Nehru wanted JP, but India got Indira
There is no convincing evidence that Nehru positioned Indira Gandhi to succeed him as prime minister, other than a couple of stray remarks like ‘she possessed a flair for diplomacy’. She certainly received excellent grounding while she served as his official hostess, observing national leaders and world statesmen at close quarters. But she was not privy to cabinet papers or government files, and did not receive intelligence or military briefings. During my discussions with him, Kuldip Nayar was not able to provide me any concrete evidence of Nehru actively promoting his daughter. Former finance minister T.T. Krishnamachari had told my father H.Y. Sharada Prasad that the maximum all Nehru hoped for Indira was that she would be minister of state for external affairs in Shastri’s council of ministers.
If JP had accepted Nehru’s pleas to join his cabinet and succeed him as prime minister, the history of India would have been very different.

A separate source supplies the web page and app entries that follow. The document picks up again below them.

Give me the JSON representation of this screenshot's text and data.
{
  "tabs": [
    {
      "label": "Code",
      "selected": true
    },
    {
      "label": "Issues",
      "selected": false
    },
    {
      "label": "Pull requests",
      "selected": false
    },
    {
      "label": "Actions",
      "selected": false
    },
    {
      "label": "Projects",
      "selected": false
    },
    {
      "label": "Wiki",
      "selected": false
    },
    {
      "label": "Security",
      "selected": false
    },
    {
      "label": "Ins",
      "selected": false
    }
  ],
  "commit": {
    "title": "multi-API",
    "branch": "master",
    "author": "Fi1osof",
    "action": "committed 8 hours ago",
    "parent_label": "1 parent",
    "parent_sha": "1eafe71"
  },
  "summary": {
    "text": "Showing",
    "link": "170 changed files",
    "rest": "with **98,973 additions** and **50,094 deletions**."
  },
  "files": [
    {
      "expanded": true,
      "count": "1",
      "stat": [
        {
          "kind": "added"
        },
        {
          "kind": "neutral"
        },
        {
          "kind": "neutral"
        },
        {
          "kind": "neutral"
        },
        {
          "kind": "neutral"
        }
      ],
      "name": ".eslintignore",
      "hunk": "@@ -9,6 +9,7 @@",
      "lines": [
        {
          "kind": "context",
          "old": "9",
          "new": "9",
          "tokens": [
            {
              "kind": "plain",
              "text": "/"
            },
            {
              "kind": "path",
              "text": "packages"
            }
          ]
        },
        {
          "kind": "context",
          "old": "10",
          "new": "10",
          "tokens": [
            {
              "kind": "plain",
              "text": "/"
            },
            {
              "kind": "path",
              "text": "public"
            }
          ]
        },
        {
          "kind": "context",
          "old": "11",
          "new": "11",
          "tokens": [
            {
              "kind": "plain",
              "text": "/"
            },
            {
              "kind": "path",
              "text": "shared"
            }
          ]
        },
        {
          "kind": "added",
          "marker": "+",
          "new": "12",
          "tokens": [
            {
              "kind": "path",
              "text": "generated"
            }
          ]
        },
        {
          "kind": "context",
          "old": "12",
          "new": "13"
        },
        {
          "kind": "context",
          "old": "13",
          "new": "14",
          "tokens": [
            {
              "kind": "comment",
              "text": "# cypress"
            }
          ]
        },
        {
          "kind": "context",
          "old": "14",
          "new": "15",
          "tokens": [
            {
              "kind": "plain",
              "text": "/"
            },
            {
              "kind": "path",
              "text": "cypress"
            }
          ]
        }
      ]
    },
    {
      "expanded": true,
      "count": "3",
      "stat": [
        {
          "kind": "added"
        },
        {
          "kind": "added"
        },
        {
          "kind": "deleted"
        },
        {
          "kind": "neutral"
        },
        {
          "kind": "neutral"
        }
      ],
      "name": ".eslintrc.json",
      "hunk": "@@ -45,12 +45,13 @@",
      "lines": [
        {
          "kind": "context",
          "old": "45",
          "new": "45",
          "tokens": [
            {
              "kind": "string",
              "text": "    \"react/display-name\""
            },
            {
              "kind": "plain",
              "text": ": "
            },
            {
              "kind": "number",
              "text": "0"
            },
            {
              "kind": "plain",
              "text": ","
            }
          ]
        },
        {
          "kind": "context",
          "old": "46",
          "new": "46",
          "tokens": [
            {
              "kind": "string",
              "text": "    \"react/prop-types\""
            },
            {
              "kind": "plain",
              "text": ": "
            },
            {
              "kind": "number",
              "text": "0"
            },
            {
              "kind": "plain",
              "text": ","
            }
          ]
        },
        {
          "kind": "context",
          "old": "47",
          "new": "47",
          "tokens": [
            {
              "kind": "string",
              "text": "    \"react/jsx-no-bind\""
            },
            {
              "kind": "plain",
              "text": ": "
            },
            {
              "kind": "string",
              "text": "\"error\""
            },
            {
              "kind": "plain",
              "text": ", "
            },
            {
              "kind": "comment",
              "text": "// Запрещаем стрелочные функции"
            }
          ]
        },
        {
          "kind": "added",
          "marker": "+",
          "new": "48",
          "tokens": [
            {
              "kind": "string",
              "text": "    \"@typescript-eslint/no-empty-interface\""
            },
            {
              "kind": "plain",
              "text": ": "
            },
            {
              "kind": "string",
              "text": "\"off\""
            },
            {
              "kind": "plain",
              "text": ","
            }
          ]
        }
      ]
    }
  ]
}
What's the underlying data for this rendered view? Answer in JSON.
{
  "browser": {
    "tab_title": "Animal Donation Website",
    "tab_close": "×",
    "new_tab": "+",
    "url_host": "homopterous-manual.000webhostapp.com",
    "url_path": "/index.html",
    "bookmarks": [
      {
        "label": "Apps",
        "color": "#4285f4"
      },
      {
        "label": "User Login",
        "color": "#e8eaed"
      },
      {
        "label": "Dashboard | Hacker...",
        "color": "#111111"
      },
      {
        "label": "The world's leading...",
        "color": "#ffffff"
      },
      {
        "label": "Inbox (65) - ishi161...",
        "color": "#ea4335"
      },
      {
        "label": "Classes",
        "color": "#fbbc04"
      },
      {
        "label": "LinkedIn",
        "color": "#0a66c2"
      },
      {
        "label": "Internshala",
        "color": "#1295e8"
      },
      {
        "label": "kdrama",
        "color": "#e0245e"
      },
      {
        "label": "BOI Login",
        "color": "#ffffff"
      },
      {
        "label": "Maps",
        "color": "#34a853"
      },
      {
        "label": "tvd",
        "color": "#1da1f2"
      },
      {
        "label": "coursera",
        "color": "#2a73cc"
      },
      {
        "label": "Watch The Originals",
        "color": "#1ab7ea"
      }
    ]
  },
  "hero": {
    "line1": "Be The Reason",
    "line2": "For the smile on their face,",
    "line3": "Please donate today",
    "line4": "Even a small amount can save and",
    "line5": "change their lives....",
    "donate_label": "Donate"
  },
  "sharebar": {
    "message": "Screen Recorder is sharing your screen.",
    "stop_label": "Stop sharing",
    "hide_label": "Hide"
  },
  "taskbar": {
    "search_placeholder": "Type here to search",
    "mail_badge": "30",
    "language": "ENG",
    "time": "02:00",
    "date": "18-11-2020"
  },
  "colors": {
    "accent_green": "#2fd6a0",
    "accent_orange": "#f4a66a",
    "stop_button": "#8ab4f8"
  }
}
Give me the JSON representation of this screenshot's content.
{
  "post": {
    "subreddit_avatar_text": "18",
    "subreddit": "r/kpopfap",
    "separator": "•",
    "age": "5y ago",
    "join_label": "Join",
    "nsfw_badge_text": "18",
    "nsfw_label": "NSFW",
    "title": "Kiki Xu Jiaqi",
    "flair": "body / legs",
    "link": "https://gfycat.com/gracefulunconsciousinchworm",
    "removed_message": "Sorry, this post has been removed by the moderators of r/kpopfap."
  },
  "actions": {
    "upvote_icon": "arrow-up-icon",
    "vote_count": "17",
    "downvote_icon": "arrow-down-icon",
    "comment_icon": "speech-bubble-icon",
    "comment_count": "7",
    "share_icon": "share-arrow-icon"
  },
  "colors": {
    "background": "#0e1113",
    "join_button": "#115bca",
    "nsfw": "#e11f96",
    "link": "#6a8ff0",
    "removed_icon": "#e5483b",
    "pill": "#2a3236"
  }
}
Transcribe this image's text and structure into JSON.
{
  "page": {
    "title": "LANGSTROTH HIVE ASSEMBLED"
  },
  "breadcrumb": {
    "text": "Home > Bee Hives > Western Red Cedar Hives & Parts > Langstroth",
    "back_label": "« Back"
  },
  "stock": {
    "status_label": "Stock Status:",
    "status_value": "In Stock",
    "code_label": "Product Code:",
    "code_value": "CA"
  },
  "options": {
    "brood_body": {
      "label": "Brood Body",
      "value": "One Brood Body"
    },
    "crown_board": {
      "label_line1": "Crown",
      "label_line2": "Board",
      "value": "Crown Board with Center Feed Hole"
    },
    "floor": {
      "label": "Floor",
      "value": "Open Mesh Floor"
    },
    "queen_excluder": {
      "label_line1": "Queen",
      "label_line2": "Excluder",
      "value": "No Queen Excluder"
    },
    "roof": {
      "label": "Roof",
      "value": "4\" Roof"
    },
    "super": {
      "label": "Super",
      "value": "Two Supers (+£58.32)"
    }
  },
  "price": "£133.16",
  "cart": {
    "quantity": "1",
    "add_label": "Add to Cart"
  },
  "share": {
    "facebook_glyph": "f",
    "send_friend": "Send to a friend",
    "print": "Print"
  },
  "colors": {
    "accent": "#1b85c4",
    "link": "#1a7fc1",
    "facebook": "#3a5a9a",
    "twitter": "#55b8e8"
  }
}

The only person who probably captured the succession story right was cartoonist K. Shankar Pillai. His cartoon published in Shankar’s Weekly depicted a marathon race, with the winners being Lal Bahadur Shastri (1964), followed by Indira Gandhi (1966) and Morarji Desai (1977), with all the other candidates collapsing on the race track.
Ravi Visvesvaraya Sharada Prasad is an alumnus of Carnegie Mellon and IIT Kanpur, and a New Delhi-based technology and security consultant. Views are personal.